Web page and app entries:
- - - - -

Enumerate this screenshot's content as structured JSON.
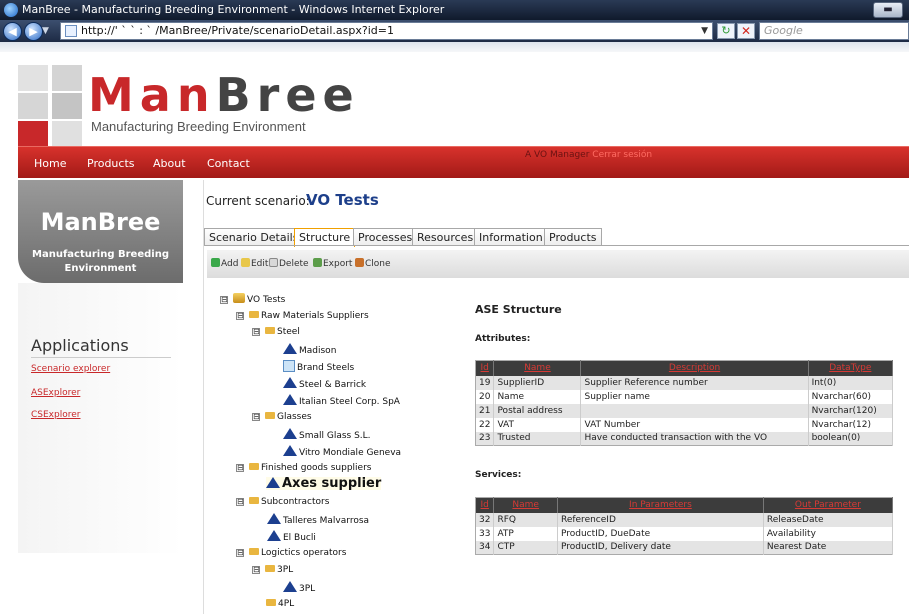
{
  "browser": {
    "window_title": "ManBree - Manufacturing Breeding Environment - Windows Internet Explorer",
    "url": "http://' ` ` : ` /ManBree/Private/scenarioDetail.aspx?id=1",
    "search_placeholder": "Google",
    "back_icon": "back-arrow-icon",
    "forward_icon": "forward-arrow-icon"
  },
  "header": {
    "brand_first": "Man",
    "brand_second": "Bree",
    "tagline": "Manufacturing Breeding Environment",
    "colors": {
      "accent": "#c8282a",
      "dark": "#444444"
    }
  },
  "nav": {
    "items": [
      {
        "label": "Home"
      },
      {
        "label": "Products"
      },
      {
        "label": "About"
      },
      {
        "label": "Contact"
      }
    ],
    "user_prefix": "A VO Manager",
    "logout_label": "Cerrar sesión"
  },
  "sidebar": {
    "title": "ManBree",
    "subtitle": "Manufacturing Breeding Environment",
    "apps_heading": "Applications",
    "apps": [
      {
        "label": "Scenario explorer"
      },
      {
        "label": "ASExplorer"
      },
      {
        "label": "CSExplorer"
      }
    ]
  },
  "main": {
    "current_label": "Current scenario:",
    "current_value": "VO Tests",
    "tabs": [
      {
        "label": "Scenario Details"
      },
      {
        "label": "Structure",
        "active": true
      },
      {
        "label": "Processes"
      },
      {
        "label": "Resources"
      },
      {
        "label": "Information"
      },
      {
        "label": "Products"
      }
    ],
    "toolbar": [
      {
        "label": "Add",
        "icon": "add-icon"
      },
      {
        "label": "Edit",
        "icon": "edit-icon"
      },
      {
        "label": "Delete",
        "icon": "delete-icon"
      },
      {
        "label": "Export",
        "icon": "export-icon"
      },
      {
        "label": "Clone",
        "icon": "clone-icon"
      }
    ]
  },
  "tree": [
    {
      "label": "VO Tests",
      "toggle": "⊟"
    },
    {
      "label": "Raw Materials Suppliers",
      "toggle": "⊟"
    },
    {
      "label": "Steel",
      "toggle": "⊟"
    },
    {
      "label": "Madison"
    },
    {
      "label": "Brand Steels"
    },
    {
      "label": "Steel & Barrick"
    },
    {
      "label": "Italian Steel Corp. SpA"
    },
    {
      "label": "Glasses",
      "toggle": "⊟"
    },
    {
      "label": "Small Glass S.L."
    },
    {
      "label": "Vitro Mondiale Geneva"
    },
    {
      "label": "Finished goods suppliers",
      "toggle": "⊟"
    },
    {
      "label": "Axes supplier"
    },
    {
      "label": "Subcontractors",
      "toggle": "⊟"
    },
    {
      "label": "Talleres Malvarrosa"
    },
    {
      "label": "El Bucli"
    },
    {
      "label": "Logictics operators",
      "toggle": "⊟"
    },
    {
      "label": "3PL",
      "toggle": "⊟"
    },
    {
      "label": "3PL"
    },
    {
      "label": "4PL"
    }
  ],
  "structure": {
    "title": "ASE Structure",
    "attributes_heading": "Attributes:",
    "attributes_columns": [
      "Id",
      "Name",
      "Description",
      "DataType"
    ],
    "attributes_rows": [
      [
        "19",
        "SupplierID",
        "Supplier Reference number",
        "Int(0)"
      ],
      [
        "20",
        "Name",
        "Supplier name",
        "Nvarchar(60)"
      ],
      [
        "21",
        "Postal address",
        "",
        "Nvarchar(120)"
      ],
      [
        "22",
        "VAT",
        "VAT Number",
        "Nvarchar(12)"
      ],
      [
        "23",
        "Trusted",
        "Have conducted transaction with the VO",
        "boolean(0)"
      ]
    ],
    "services_heading": "Services:",
    "services_columns": [
      "Id",
      "Name",
      "In Parameters",
      "Out Parameter"
    ],
    "services_rows": [
      [
        "32",
        "RFQ",
        "ReferenceID",
        "ReleaseDate"
      ],
      [
        "33",
        "ATP",
        "ProductID, DueDate",
        "Availability"
      ],
      [
        "34",
        "CTP",
        "ProductID, Delivery date",
        "Nearest Date"
      ]
    ]
  }
}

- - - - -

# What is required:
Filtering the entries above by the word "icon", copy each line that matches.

# Answer space:
    "back_icon": "back-arrow-icon",
    "forward_icon": "forward-arrow-icon"
        "icon": "add-icon"
        "icon": "edit-icon"
        "icon": "delete-icon"
        "icon": "export-icon"
        "icon": "clone-icon"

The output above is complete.